[Opening RECORDS FOR THIS EXERCISE section]
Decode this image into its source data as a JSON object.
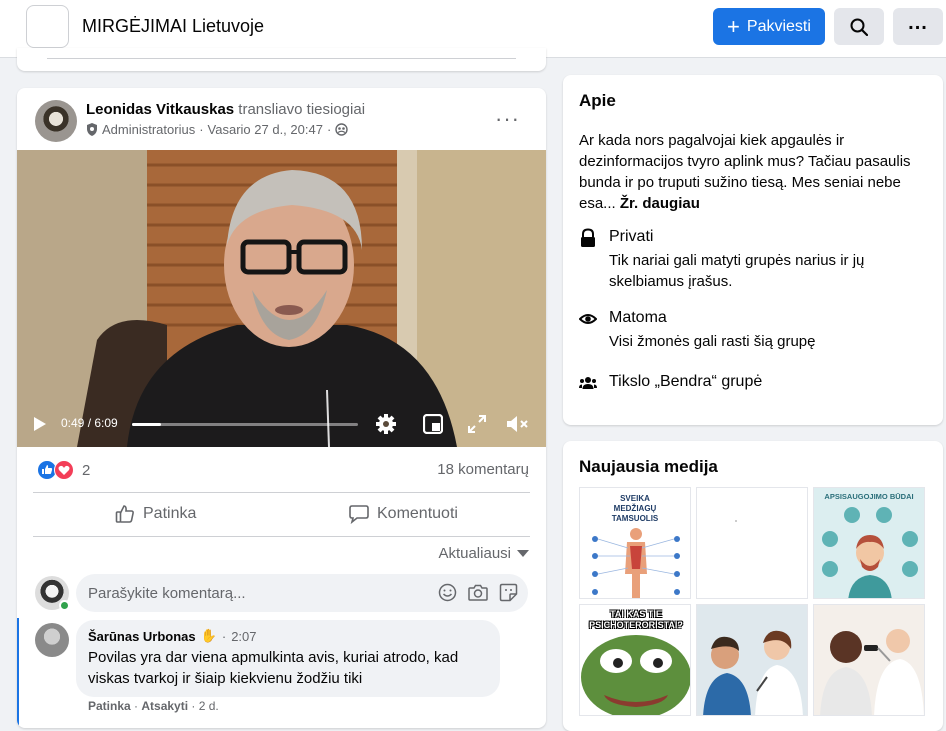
{
  "header": {
    "group_name": "MIRGĖJIMAI Lietuvoje",
    "invite_label": "Pakviesti",
    "search_icon": "search-icon",
    "more_icon": "more-icon"
  },
  "post": {
    "author": "Leonidas Vitkauskas",
    "action": "transliavo tiesiogiai",
    "role": "Administratorius",
    "date": "Vasario 27 d., 20:47",
    "video": {
      "time": "0:49 / 6:09",
      "progress_fraction": 0.13
    },
    "reactions_count": "2",
    "comments_count": "18 komentarų",
    "like_label": "Patinka",
    "comment_label": "Komentuoti",
    "sort_label": "Aktualiausi",
    "comment_placeholder": "Parašykite komentarą...",
    "comment": {
      "name": "Šarūnas Urbonas",
      "time": "2:07",
      "text": "Povilas yra dar viena apmulkinta avis, kuriai atrodo, kad viskas tvarkoj ir šiaip kiekvienu žodžiu tiki",
      "like": "Patinka",
      "reply": "Atsakyti",
      "age": "2 d."
    }
  },
  "about": {
    "title": "Apie",
    "description": "Ar kada nors pagalvojai kiek apgaulės ir dezinformacijos tvyro aplink mus? Tačiau pasaulis bunda ir po truputi sužino tiesą. Mes seniai nebe esa...",
    "see_more": "Žr. daugiau",
    "privacy_title": "Privati",
    "privacy_desc": "Tik nariai gali matyti grupės narius ir jų skelbiamus įrašus.",
    "visibility_title": "Matoma",
    "visibility_desc": "Visi žmonės gali rasti šią grupę",
    "type_label": "Tikslo „Bendra“ grupė"
  },
  "media": {
    "title": "Naujausia medija",
    "tile1_title": "SVEIKA MEDŽIAGŲ TAMSUOLIS",
    "tile3_title": "APSISAUGOJIMO BŪDAI",
    "tile4_caption": "TAI KAS TIE PSICHOTERORISTAI?"
  },
  "colors": {
    "accent": "#1b74e4",
    "background": "#f0f2f5",
    "secondary_text": "#65676b"
  }
}
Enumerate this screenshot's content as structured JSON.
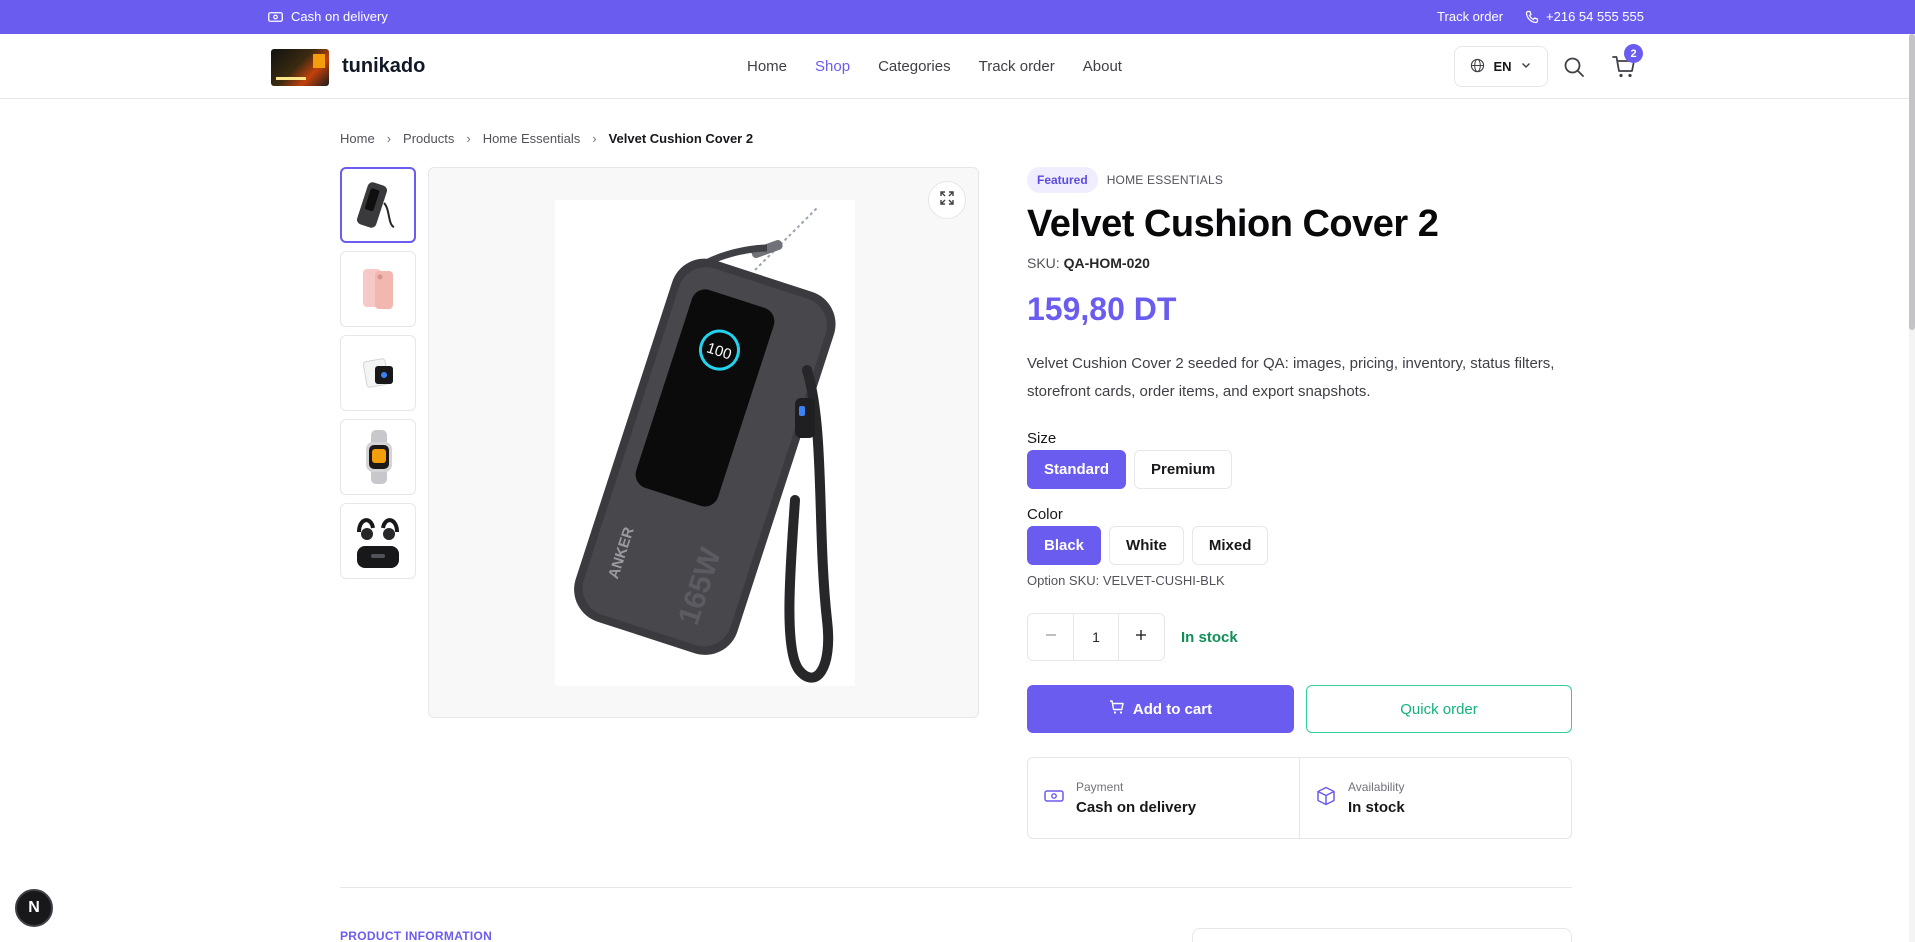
{
  "topbar": {
    "cod_label": "Cash on delivery",
    "track_label": "Track order",
    "phone": "+216 54 555 555"
  },
  "header": {
    "brand": "tunikado",
    "nav": [
      "Home",
      "Shop",
      "Categories",
      "Track order",
      "About"
    ],
    "active_nav": "Shop",
    "language": "EN",
    "cart_count": "2"
  },
  "breadcrumb": {
    "items": [
      "Home",
      "Products",
      "Home Essentials"
    ],
    "current": "Velvet Cushion Cover 2"
  },
  "product": {
    "badge": "Featured",
    "category": "HOME ESSENTIALS",
    "title": "Velvet Cushion Cover 2",
    "sku_label": "SKU:",
    "sku": "QA-HOM-020",
    "price": "159,80 DT",
    "description": "Velvet Cushion Cover 2 seeded for QA: images, pricing, inventory, status filters, storefront cards, order items, and export snapshots.",
    "size_label": "Size",
    "sizes": [
      "Standard",
      "Premium"
    ],
    "selected_size": "Standard",
    "color_label": "Color",
    "colors": [
      "Black",
      "White",
      "Mixed"
    ],
    "selected_color": "Black",
    "option_sku": "Option SKU: VELVET-CUSHI-BLK",
    "quantity": "1",
    "stock_status": "In stock",
    "add_to_cart": "Add to cart",
    "quick_order": "Quick order"
  },
  "info_box": {
    "payment_label": "Payment",
    "payment_value": "Cash on delivery",
    "availability_label": "Availability",
    "availability_value": "In stock"
  },
  "photo": {
    "brand_text": "ANKER",
    "wattage": "165W",
    "display_value": "100"
  },
  "section": {
    "label": "PRODUCT INFORMATION"
  },
  "dev_badge": "N",
  "colors": {
    "accent": "#6b5cf0",
    "success": "#0f8f57",
    "quick_order": "#2fcf9b"
  }
}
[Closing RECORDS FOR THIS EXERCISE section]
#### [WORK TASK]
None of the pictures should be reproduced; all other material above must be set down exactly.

#### [EXERCISE RESPONSE]
Decode this image into its source data as a JSON object.
{
  "header": {
    "group_name": "MIRGĖJIMAI Lietuvoje",
    "invite_label": "Pakviesti",
    "search_icon": "search-icon",
    "more_icon": "more-icon"
  },
  "post": {
    "author": "Leonidas Vitkauskas",
    "action": "transliavo tiesiogiai",
    "role": "Administratorius",
    "date": "Vasario 27 d., 20:47",
    "video": {
      "time": "0:49 / 6:09",
      "progress_fraction": 0.13
    },
    "reactions_count": "2",
    "comments_count": "18 komentarų",
    "like_label": "Patinka",
    "comment_label": "Komentuoti",
    "sort_label": "Aktualiausi",
    "comment_placeholder": "Parašykite komentarą...",
    "comment": {
      "name": "Šarūnas Urbonas",
      "time": "2:07",
      "text": "Povilas yra dar viena apmulkinta avis, kuriai atrodo, kad viskas tvarkoj ir šiaip kiekvienu žodžiu tiki",
      "like": "Patinka",
      "reply": "Atsakyti",
      "age": "2 d."
    }
  },
  "about": {
    "title": "Apie",
    "description": "Ar kada nors pagalvojai kiek apgaulės ir dezinformacijos tvyro aplink mus? Tačiau pasaulis bunda ir po truputi sužino tiesą. Mes seniai nebe esa...",
    "see_more": "Žr. daugiau",
    "privacy_title": "Privati",
    "privacy_desc": "Tik nariai gali matyti grupės narius ir jų skelbiamus įrašus.",
    "visibility_title": "Matoma",
    "visibility_desc": "Visi žmonės gali rasti šią grupę",
    "type_label": "Tikslo „Bendra“ grupė"
  },
  "media": {
    "title": "Naujausia medija",
    "tile1_title": "SVEIKA MEDŽIAGŲ TAMSUOLIS",
    "tile3_title": "APSISAUGOJIMO BŪDAI",
    "tile4_caption": "TAI KAS TIE PSICHOTERORISTAI?"
  },
  "colors": {
    "accent": "#1b74e4",
    "background": "#f0f2f5",
    "secondary_text": "#65676b"
  }
}
Enumerate this screenshot's content as structured JSON.
{
  "topbar": {
    "cod_label": "Cash on delivery",
    "track_label": "Track order",
    "phone": "+216 54 555 555"
  },
  "header": {
    "brand": "tunikado",
    "nav": [
      "Home",
      "Shop",
      "Categories",
      "Track order",
      "About"
    ],
    "active_nav": "Shop",
    "language": "EN",
    "cart_count": "2"
  },
  "breadcrumb": {
    "items": [
      "Home",
      "Products",
      "Home Essentials"
    ],
    "current": "Velvet Cushion Cover 2"
  },
  "product": {
    "badge": "Featured",
    "category": "HOME ESSENTIALS",
    "title": "Velvet Cushion Cover 2",
    "sku_label": "SKU:",
    "sku": "QA-HOM-020",
    "price": "159,80 DT",
    "description": "Velvet Cushion Cover 2 seeded for QA: images, pricing, inventory, status filters, storefront cards, order items, and export snapshots.",
    "size_label": "Size",
    "sizes": [
      "Standard",
      "Premium"
    ],
    "selected_size": "Standard",
    "color_label": "Color",
    "colors": [
      "Black",
      "White",
      "Mixed"
    ],
    "selected_color": "Black",
    "option_sku": "Option SKU: VELVET-CUSHI-BLK",
    "quantity": "1",
    "stock_status": "In stock",
    "add_to_cart": "Add to cart",
    "quick_order": "Quick order"
  },
  "info_box": {
    "payment_label": "Payment",
    "payment_value": "Cash on delivery",
    "availability_label": "Availability",
    "availability_value": "In stock"
  },
  "photo": {
    "brand_text": "ANKER",
    "wattage": "165W",
    "display_value": "100"
  },
  "section": {
    "label": "PRODUCT INFORMATION"
  },
  "dev_badge": "N",
  "colors": {
    "accent": "#6b5cf0",
    "success": "#0f8f57",
    "quick_order": "#2fcf9b"
  }
}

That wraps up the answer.